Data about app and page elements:
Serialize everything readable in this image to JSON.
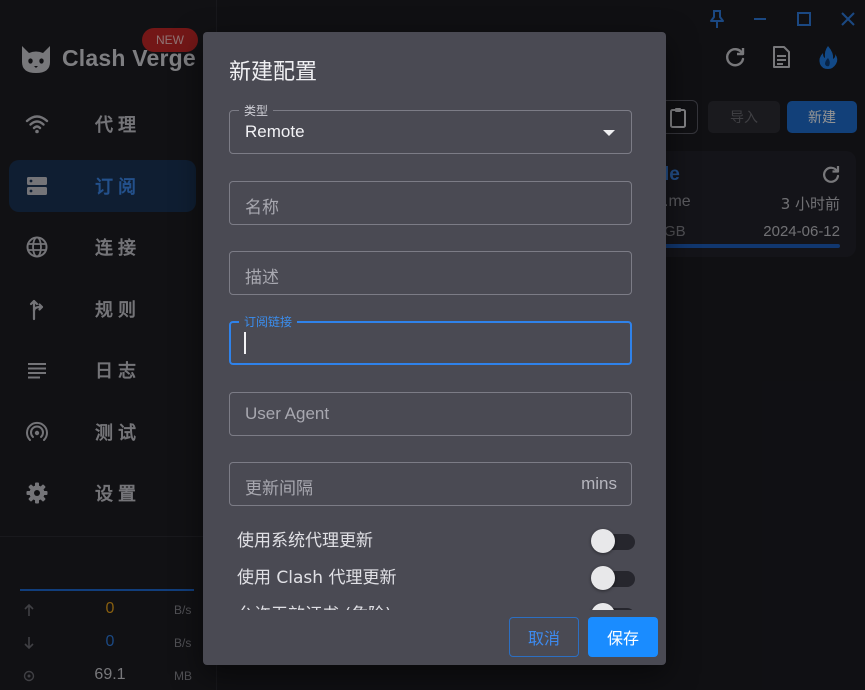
{
  "app": {
    "name": "Clash Verge",
    "badge": "NEW"
  },
  "sidebar": {
    "items": [
      {
        "label": "代理",
        "icon": "wifi-icon",
        "active": false
      },
      {
        "label": "订阅",
        "icon": "server-icon",
        "active": true
      },
      {
        "label": "连接",
        "icon": "globe-icon",
        "active": false
      },
      {
        "label": "规则",
        "icon": "fork-arrow-icon",
        "active": false
      },
      {
        "label": "日志",
        "icon": "list-lines-icon",
        "active": false
      },
      {
        "label": "测试",
        "icon": "broadcast-icon",
        "active": false
      },
      {
        "label": "设置",
        "icon": "gear-icon",
        "active": false
      }
    ],
    "traffic": {
      "upload": {
        "value": "0",
        "unit": "B/s"
      },
      "download": {
        "value": "0",
        "unit": "B/s"
      },
      "memory": {
        "value": "69.1",
        "unit": "MB"
      }
    }
  },
  "toolbar": {
    "import_label": "导入",
    "new_label": "新建"
  },
  "profile_card": {
    "name": "le",
    "domain": ".me",
    "updated_ago": "3 小时前",
    "size": "GB",
    "expire": "2024-06-12"
  },
  "dialog": {
    "title": "新建配置",
    "type_field": {
      "legend": "类型",
      "value": "Remote"
    },
    "name_field": {
      "placeholder": "名称"
    },
    "desc_field": {
      "placeholder": "描述"
    },
    "url_field": {
      "legend": "订阅链接",
      "value": ""
    },
    "ua_field": {
      "placeholder": "User Agent"
    },
    "interval_field": {
      "placeholder": "更新间隔",
      "suffix": "mins"
    },
    "switches": [
      {
        "label": "使用系统代理更新",
        "on": false
      },
      {
        "label": "使用 Clash 代理更新",
        "on": false
      },
      {
        "label": "允许无效证书 (危险)",
        "on": false
      }
    ],
    "cancel_label": "取消",
    "save_label": "保存"
  },
  "colors": {
    "accent": "#1a8cff",
    "active_nav_bg": "#1b3556",
    "new_badge": "#c62828",
    "upload": "#e8a21b",
    "download": "#2f7de1"
  }
}
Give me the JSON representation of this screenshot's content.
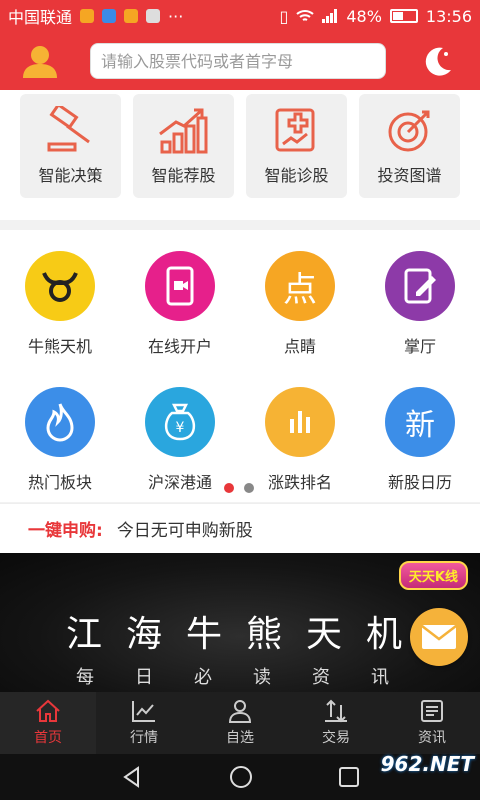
{
  "status": {
    "carrier": "中国联通",
    "battery": "48%",
    "time": "13:56",
    "battery_level": 0.48
  },
  "header": {
    "search_placeholder": "请输入股票代码或者首字母"
  },
  "tools": [
    {
      "label": "智能决策",
      "icon": "gavel-icon"
    },
    {
      "label": "智能荐股",
      "icon": "growth-chart-icon"
    },
    {
      "label": "智能诊股",
      "icon": "medical-chart-icon"
    },
    {
      "label": "投资图谱",
      "icon": "target-icon"
    }
  ],
  "grid": [
    {
      "label": "牛熊天机",
      "icon": "bull-icon",
      "color": "#f7cb16",
      "glyph": ""
    },
    {
      "label": "在线开户",
      "icon": "phone-video-icon",
      "color": "#e6208b",
      "glyph": ""
    },
    {
      "label": "点睛",
      "icon": "dian-icon",
      "color": "#f6a623",
      "glyph": "点"
    },
    {
      "label": "掌厅",
      "icon": "tablet-edit-icon",
      "color": "#8d3aa8",
      "glyph": ""
    },
    {
      "label": "热门板块",
      "icon": "flame-icon",
      "color": "#3c8ee8",
      "glyph": ""
    },
    {
      "label": "沪深港通",
      "icon": "money-bag-icon",
      "color": "#2aa6de",
      "glyph": ""
    },
    {
      "label": "涨跌排名",
      "icon": "bar-chart-icon",
      "color": "#f6b334",
      "glyph": ""
    },
    {
      "label": "新股日历",
      "icon": "new-icon",
      "color": "#3c8ee8",
      "glyph": "新"
    }
  ],
  "ipo": {
    "title": "一键申购:",
    "text": "今日无可申购新股"
  },
  "banner": {
    "title": "江海牛熊天机",
    "subtitle": "每日必读资讯",
    "badge": "天天K线"
  },
  "tabs": [
    {
      "label": "首页",
      "icon": "home-icon"
    },
    {
      "label": "行情",
      "icon": "market-icon"
    },
    {
      "label": "自选",
      "icon": "user-icon"
    },
    {
      "label": "交易",
      "icon": "trade-icon"
    },
    {
      "label": "资讯",
      "icon": "news-icon"
    }
  ],
  "watermark": "962.NET",
  "colors": {
    "brand": "#e8373a",
    "tabbar": "#1f1f1f"
  }
}
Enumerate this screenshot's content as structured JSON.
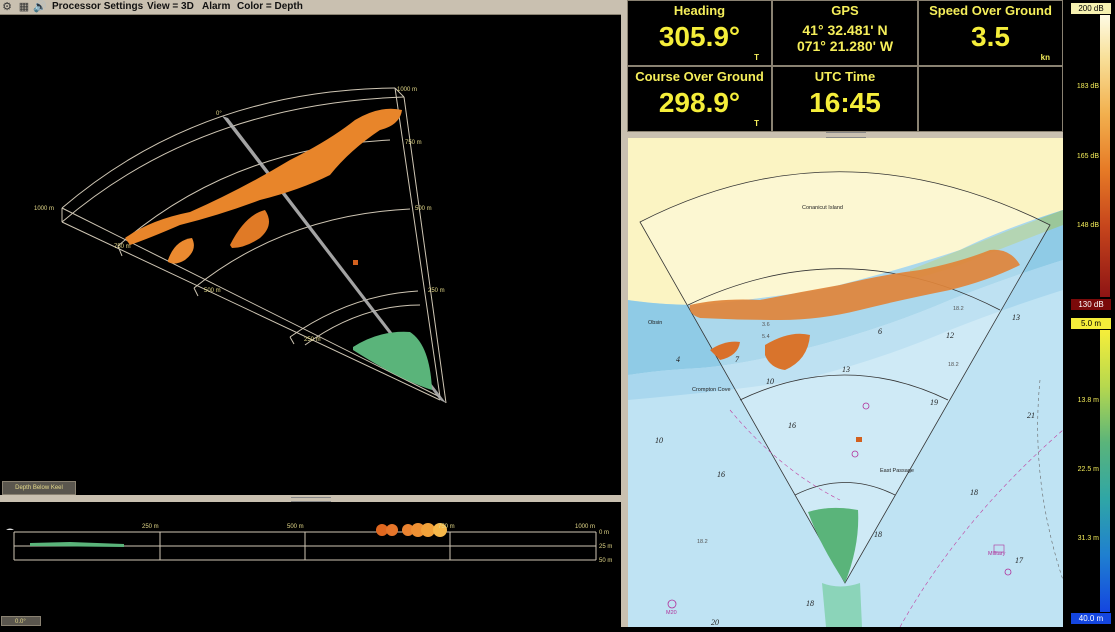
{
  "toolbar": {
    "icons": [
      "gear-icon",
      "grid-icon",
      "speaker-icon"
    ],
    "menu": [
      "Processor Settings",
      "View = 3D",
      "Alarm",
      "Color = Depth"
    ]
  },
  "view3d": {
    "range_labels_left": [
      "1000 m",
      "750 m",
      "500 m",
      "250 m"
    ],
    "range_labels_right": [
      "1000 m",
      "750 m",
      "500 m",
      "250 m"
    ],
    "bearing_label": "0°",
    "depth_button": "Depth Below Keel"
  },
  "profile": {
    "range_labels": [
      "250 m",
      "500 m",
      "750 m",
      "1000 m"
    ],
    "depth_labels": [
      "0 m",
      "25 m",
      "50 m"
    ],
    "heading_readout": "0.0°"
  },
  "instruments": {
    "heading": {
      "label": "Heading",
      "value": "305.9°",
      "unit": "T"
    },
    "gps": {
      "label": "GPS",
      "lat": "41° 32.481' N",
      "lon": "071° 21.280' W"
    },
    "sog": {
      "label": "Speed Over Ground",
      "value": "3.5",
      "unit": "kn"
    },
    "cog": {
      "label": "Course Over Ground",
      "value": "298.9°",
      "unit": "T"
    },
    "utc": {
      "label": "UTC Time",
      "value": "16:45"
    }
  },
  "chart": {
    "place_labels": [
      "Conanicut Island",
      "Crompton Cove",
      "East Passage",
      "Obsin"
    ],
    "soundings": [
      "13",
      "12",
      "10",
      "13",
      "19",
      "16",
      "10",
      "16",
      "18",
      "18",
      "21",
      "17",
      "18",
      "20",
      "7",
      "6",
      "4",
      "18.2",
      "18.2",
      "3.6",
      "5.4",
      "18.2"
    ],
    "markers": [
      "M20",
      "Military"
    ]
  },
  "scales": {
    "db": {
      "top": "200 dB",
      "ticks": [
        "183 dB",
        "165 dB",
        "148 dB"
      ],
      "bottom": "130 dB"
    },
    "depth": {
      "top": "5.0 m",
      "ticks": [
        "13.8 m",
        "22.5 m",
        "31.3 m"
      ],
      "bottom": "40.0 m"
    }
  },
  "colors": {
    "accent": "#f5ee3a",
    "toolbar": "#c9c0b0",
    "target_orange": "#e8852a",
    "bottom_green": "#5ab47a"
  }
}
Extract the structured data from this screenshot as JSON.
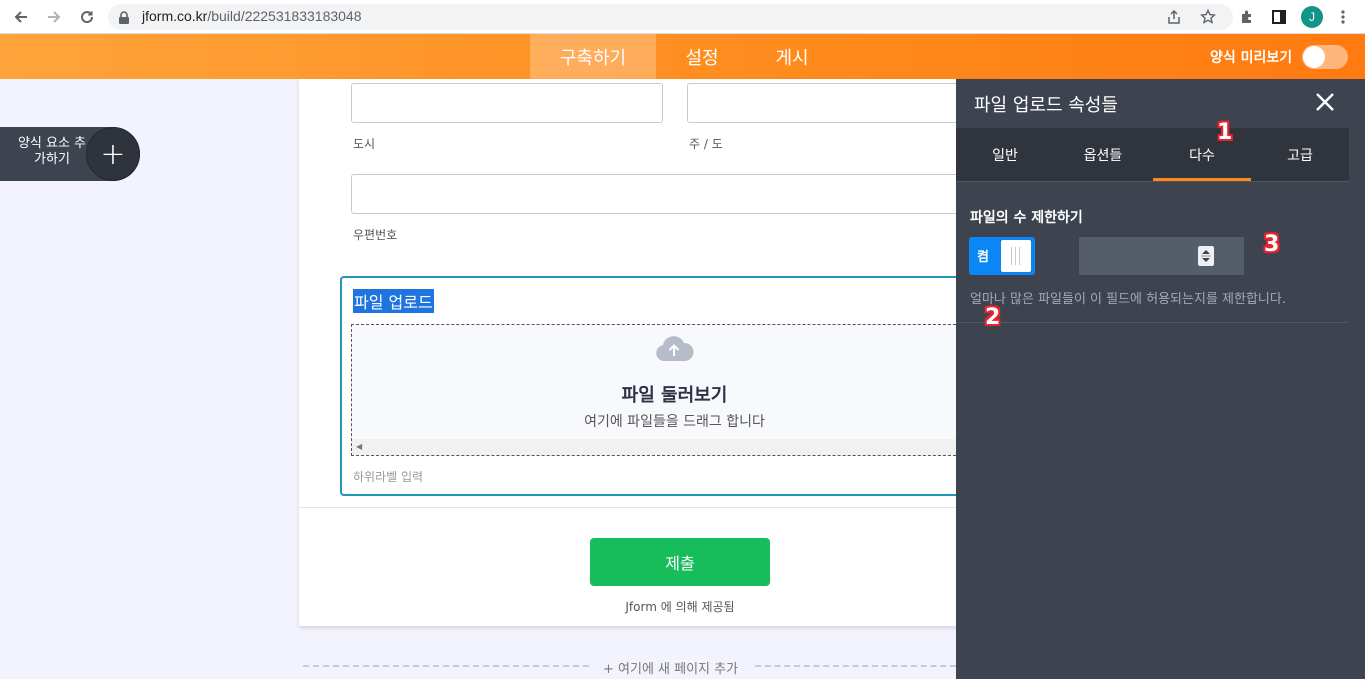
{
  "browser": {
    "url_host": "jform.co.kr",
    "url_path": "/build/222531833183048",
    "profile_initial": "J"
  },
  "appbar": {
    "tabs": [
      {
        "label": "구축하기",
        "active": true
      },
      {
        "label": "설정",
        "active": false
      },
      {
        "label": "게시",
        "active": false
      }
    ],
    "preview_label": "양식 미리보기"
  },
  "add_element": {
    "label": "양식 요소 추가하기",
    "plus": "+"
  },
  "form": {
    "city_label": "도시",
    "state_label": "주 / 도",
    "zip_label": "우편번호",
    "upload": {
      "title": "파일 업로드",
      "browse_label": "파일 둘러보기",
      "drag_label": "여기에 파일들을 드래그 합니다",
      "sublabel_placeholder": "하위라벨 입력"
    },
    "submit_label": "제출",
    "powered_by": "Jform 에 의해 제공됨",
    "add_page_label": "+ 여기에 새 페이지 추가"
  },
  "panel": {
    "title": "파일 업로드 속성들",
    "tabs": [
      {
        "label": "일반",
        "active": false
      },
      {
        "label": "옵션들",
        "active": false
      },
      {
        "label": "다수",
        "active": true
      },
      {
        "label": "고급",
        "active": false
      }
    ],
    "limit": {
      "title": "파일의 수 제한하기",
      "toggle_on_label": "켬",
      "toggle_state": true,
      "value": "",
      "help": "얼마나 많은 파일들이 이 필드에 허용되는지를 제한합니다."
    }
  },
  "annotations": [
    "1",
    "2",
    "3"
  ],
  "colors": {
    "header_orange": "#ff8a1c",
    "panel_bg": "#3d4450",
    "submit_green": "#18bd5b",
    "toggle_blue": "#0a87f5",
    "upload_border": "#2196b6"
  }
}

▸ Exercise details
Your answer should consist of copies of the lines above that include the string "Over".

▸ Output below
      "label": "Speed Over Ground",
      "label": "Course Over Ground",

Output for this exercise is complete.